* What to produce
Your answer should reproduce the full set of records exactly as given.

##### Data shown #####

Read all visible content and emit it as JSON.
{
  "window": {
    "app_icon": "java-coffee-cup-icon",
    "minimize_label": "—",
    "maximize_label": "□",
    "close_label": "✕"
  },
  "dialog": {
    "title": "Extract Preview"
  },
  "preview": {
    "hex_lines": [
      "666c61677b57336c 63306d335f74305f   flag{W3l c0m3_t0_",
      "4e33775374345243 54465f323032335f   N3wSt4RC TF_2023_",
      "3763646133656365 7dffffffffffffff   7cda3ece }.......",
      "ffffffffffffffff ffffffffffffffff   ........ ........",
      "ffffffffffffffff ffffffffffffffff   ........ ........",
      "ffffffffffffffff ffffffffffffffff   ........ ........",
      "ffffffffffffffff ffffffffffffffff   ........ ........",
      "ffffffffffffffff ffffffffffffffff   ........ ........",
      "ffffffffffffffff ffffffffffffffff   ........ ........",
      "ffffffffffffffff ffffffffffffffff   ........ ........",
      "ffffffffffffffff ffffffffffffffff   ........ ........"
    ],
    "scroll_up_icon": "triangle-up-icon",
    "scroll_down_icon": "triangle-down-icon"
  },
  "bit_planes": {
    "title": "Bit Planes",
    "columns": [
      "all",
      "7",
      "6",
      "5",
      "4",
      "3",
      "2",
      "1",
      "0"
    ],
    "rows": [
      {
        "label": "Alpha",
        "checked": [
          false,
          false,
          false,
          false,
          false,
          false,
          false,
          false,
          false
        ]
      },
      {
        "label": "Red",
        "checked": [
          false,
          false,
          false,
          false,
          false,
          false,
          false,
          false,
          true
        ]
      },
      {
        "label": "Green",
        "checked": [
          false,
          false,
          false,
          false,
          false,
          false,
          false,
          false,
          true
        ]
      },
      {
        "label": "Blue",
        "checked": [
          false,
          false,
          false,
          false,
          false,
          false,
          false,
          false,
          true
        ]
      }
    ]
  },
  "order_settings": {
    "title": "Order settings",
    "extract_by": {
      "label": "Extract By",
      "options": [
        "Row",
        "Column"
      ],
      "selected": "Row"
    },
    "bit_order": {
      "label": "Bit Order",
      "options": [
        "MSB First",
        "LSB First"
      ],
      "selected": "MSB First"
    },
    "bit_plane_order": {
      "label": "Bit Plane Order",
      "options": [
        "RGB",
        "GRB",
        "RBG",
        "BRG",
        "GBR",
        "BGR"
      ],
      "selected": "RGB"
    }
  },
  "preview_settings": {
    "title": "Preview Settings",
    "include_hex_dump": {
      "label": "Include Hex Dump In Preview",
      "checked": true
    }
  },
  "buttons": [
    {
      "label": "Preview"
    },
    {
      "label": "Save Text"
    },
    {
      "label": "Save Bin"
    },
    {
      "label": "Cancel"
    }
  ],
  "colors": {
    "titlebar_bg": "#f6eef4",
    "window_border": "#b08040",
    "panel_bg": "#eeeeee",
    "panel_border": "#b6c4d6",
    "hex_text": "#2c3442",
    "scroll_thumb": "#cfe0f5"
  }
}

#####

* Solution for this problem
Read all visible content and emit it as JSON.
{
  "window": {
    "app_icon": "java-coffee-cup-icon",
    "minimize_label": "—",
    "maximize_label": "□",
    "close_label": "✕"
  },
  "dialog": {
    "title": "Extract Preview"
  },
  "preview": {
    "hex_lines": [
      "666c61677b57336c 63306d335f74305f   flag{W3l c0m3_t0_",
      "4e33775374345243 54465f323032335f   N3wSt4RC TF_2023_",
      "3763646133656365 7dffffffffffffff   7cda3ece }.......",
      "ffffffffffffffff ffffffffffffffff   ........ ........",
      "ffffffffffffffff ffffffffffffffff   ........ ........",
      "ffffffffffffffff ffffffffffffffff   ........ ........",
      "ffffffffffffffff ffffffffffffffff   ........ ........",
      "ffffffffffffffff ffffffffffffffff   ........ ........",
      "ffffffffffffffff ffffffffffffffff   ........ ........",
      "ffffffffffffffff ffffffffffffffff   ........ ........",
      "ffffffffffffffff ffffffffffffffff   ........ ........"
    ],
    "scroll_up_icon": "triangle-up-icon",
    "scroll_down_icon": "triangle-down-icon"
  },
  "bit_planes": {
    "title": "Bit Planes",
    "columns": [
      "all",
      "7",
      "6",
      "5",
      "4",
      "3",
      "2",
      "1",
      "0"
    ],
    "rows": [
      {
        "label": "Alpha",
        "checked": [
          false,
          false,
          false,
          false,
          false,
          false,
          false,
          false,
          false
        ]
      },
      {
        "label": "Red",
        "checked": [
          false,
          false,
          false,
          false,
          false,
          false,
          false,
          false,
          true
        ]
      },
      {
        "label": "Green",
        "checked": [
          false,
          false,
          false,
          false,
          false,
          false,
          false,
          false,
          true
        ]
      },
      {
        "label": "Blue",
        "checked": [
          false,
          false,
          false,
          false,
          false,
          false,
          false,
          false,
          true
        ]
      }
    ]
  },
  "order_settings": {
    "title": "Order settings",
    "extract_by": {
      "label": "Extract By",
      "options": [
        "Row",
        "Column"
      ],
      "selected": "Row"
    },
    "bit_order": {
      "label": "Bit Order",
      "options": [
        "MSB First",
        "LSB First"
      ],
      "selected": "MSB First"
    },
    "bit_plane_order": {
      "label": "Bit Plane Order",
      "options": [
        "RGB",
        "GRB",
        "RBG",
        "BRG",
        "GBR",
        "BGR"
      ],
      "selected": "RGB"
    }
  },
  "preview_settings": {
    "title": "Preview Settings",
    "include_hex_dump": {
      "label": "Include Hex Dump In Preview",
      "checked": true
    }
  },
  "buttons": [
    {
      "label": "Preview"
    },
    {
      "label": "Save Text"
    },
    {
      "label": "Save Bin"
    },
    {
      "label": "Cancel"
    }
  ],
  "colors": {
    "titlebar_bg": "#f6eef4",
    "window_border": "#b08040",
    "panel_bg": "#eeeeee",
    "panel_border": "#b6c4d6",
    "hex_text": "#2c3442",
    "scroll_thumb": "#cfe0f5"
  }
}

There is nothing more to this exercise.